Interview : 10 questions
1. When did you start making music, what is/was your motivation to do it?
I started making music at a young age – i’m guessing around 5 or 6 – taking piano, then trumpet, violin and accordeon lessons.
at around the age of 10 or 11, i started discovering electronic music via radio…i particularly remember the late-night soundtracks of kraftwerk, tangerine dream etc. on the cbc.
there was immediately a desire to try to make something similar on my own.
2. Tell me something about your living environment and the musical education.
from my lessons, i drifted into recording…synthesizers, tape machines, cheap effects…my first cassette 4-track was a revelation.
as far as living environment…as i’m writing this it’s the beginning of february…mid-winter in toronto. The long dark nights make for ideal studio time. and all the blinking lights look really cool.
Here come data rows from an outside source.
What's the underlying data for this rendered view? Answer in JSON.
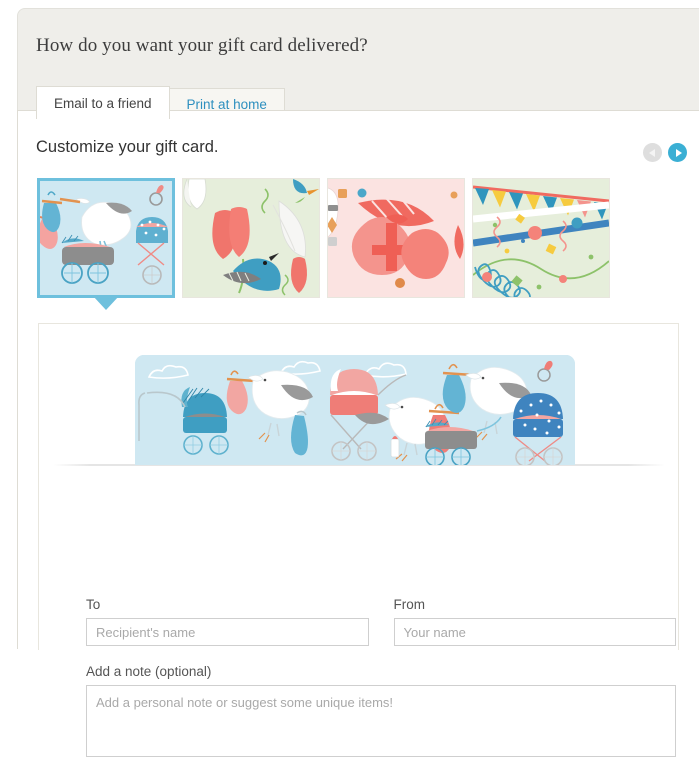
{
  "header": {
    "title": "How do you want your gift card delivered?"
  },
  "tabs": [
    {
      "label": "Email to a friend",
      "active": true
    },
    {
      "label": "Print at home",
      "active": false
    }
  ],
  "customize": {
    "section_title": "Customize your gift card.",
    "prev_icon": "triangle-left-icon",
    "next_icon": "triangle-right-icon",
    "prev_enabled": false,
    "next_enabled": true
  },
  "thumbnails": [
    {
      "name": "stork-baby-design",
      "selected": true
    },
    {
      "name": "tulips-bird-design",
      "selected": false
    },
    {
      "name": "hearts-valentine-design",
      "selected": false
    },
    {
      "name": "party-confetti-design",
      "selected": false
    }
  ],
  "preview": {
    "design_name": "stork-baby-design"
  },
  "form": {
    "to_label": "To",
    "to_value": "",
    "to_placeholder": "Recipient's name",
    "from_label": "From",
    "from_value": "",
    "from_placeholder": "Your name",
    "note_label": "Add a note (optional)",
    "note_value": "",
    "note_placeholder": "Add a personal note or suggest some unique items!"
  },
  "colors": {
    "accent_blue": "#3aafd4",
    "selected_border": "#6ec0dd",
    "link_blue": "#2d8fbf",
    "panel_beige": "#efeeea"
  }
}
3.Is making music your profession? What is the context in which you practice music nowadays?
i don’t want to have to look at music as my main means of survival…i think it’s important that it remain my own thing, completely. i think that everyone needs something that is uniquely theirs.
4. How do you compose or create music or sound? Have you certain principles, use certain styles etc?
i produce a variety of different material…i’m currently working on an abstract house project as ‘sans soleil’, some material for some live sets and installations with VJ nokami from montréal, some field recording-based stuff, pieces with contact-mic’d electronics…
what i work on varies depending on the opportunities that are available and/or what my current fascination is.
one consistent idea across all of my work is that of incorporating experimental sensibilities into a more pop format, as well as the other way around, i.e. finding ways of bringing out a kind of pop-song beauty lurking in field recordings.
5. Tell me something about the instruments, technical equipment or tools you use?
the usual: a macbook, a couple of controllers, and an mpc are the core of my setup. i have one of those edirol r09 digital recorders that i carry around with me a lot (lately i’ve been getting some good sounds with a stereo contact mic i put together).
again…what i’m using will vary according to what i’m working on. like many others, i find it nice to sometimes get away from the computer and bang away on hardware…i have a bunch of analog stuff that’s a riot to use. making or finding things to contact mic can be a nice, physical thing to do too after tapping away at computer keys for a long time…some real vibtrations.
i like playing my daughter’s strat now and then for the same reasons.
6. What are the chances of New Media for the music production in general
and you personally?
i’m not sure that i understand this question correctly, but:
it’s good that unusual music is much more accessible now…it was next to impossible to find a field-recording cd – even at a pretty eclectic record store – 15 years ago, for example. now this kind of thing is easily available, often in a format that’s perhaps more interesting and suitable for what it is than a straight cd (i’m thinking of sites like soundtransit.nl or ubu.com, for example).
also, hearing what others are doing, being able to so easily work and exchange ideas with people who are far away is still a fantastic thing for me.
7. How about producing and financing your musical productions?
i have a day job as an english teacher. s; )
8. Do you work individually as a musician/soundartist or in a group or collaborative?
i occasionally work with friends…vocalists and so on.
i belong to an audio-visual improvisation collective here in toronto called ‘io media’, which is interesting…a refreshing change from studio work. it’s good to really have to listen and respond to others…to not have to fill in all the space myself.
my friends and i have a kind of tradition of having a few drinks and jamming with acoustic instruments and found objects on friday nights. a lot of this gets recorded and finds its way into pieces.
having said this…there’s no question that most of my work is done alone, though.
If you have experience in both, what is the difference, what do you prefer?
i need both – it’s good to be pulled out of your regular thinking – but overall i like the pace and freedom of working on my own.
9. Is there any group, composer, style or movement which has a lasting influence on making music?
i like artists that can make things that are very raw and yet also manage to express a kind of savage beauty….robert frank, werner herzog, chris marker, bill viola, ryoji ikeda…
10. What are your future plans or dreams as a soundartist or musician?
more travelling, more interesting collaborations, and i have a backlog of ideas (installation-based work, particularly) that i’d like to realize.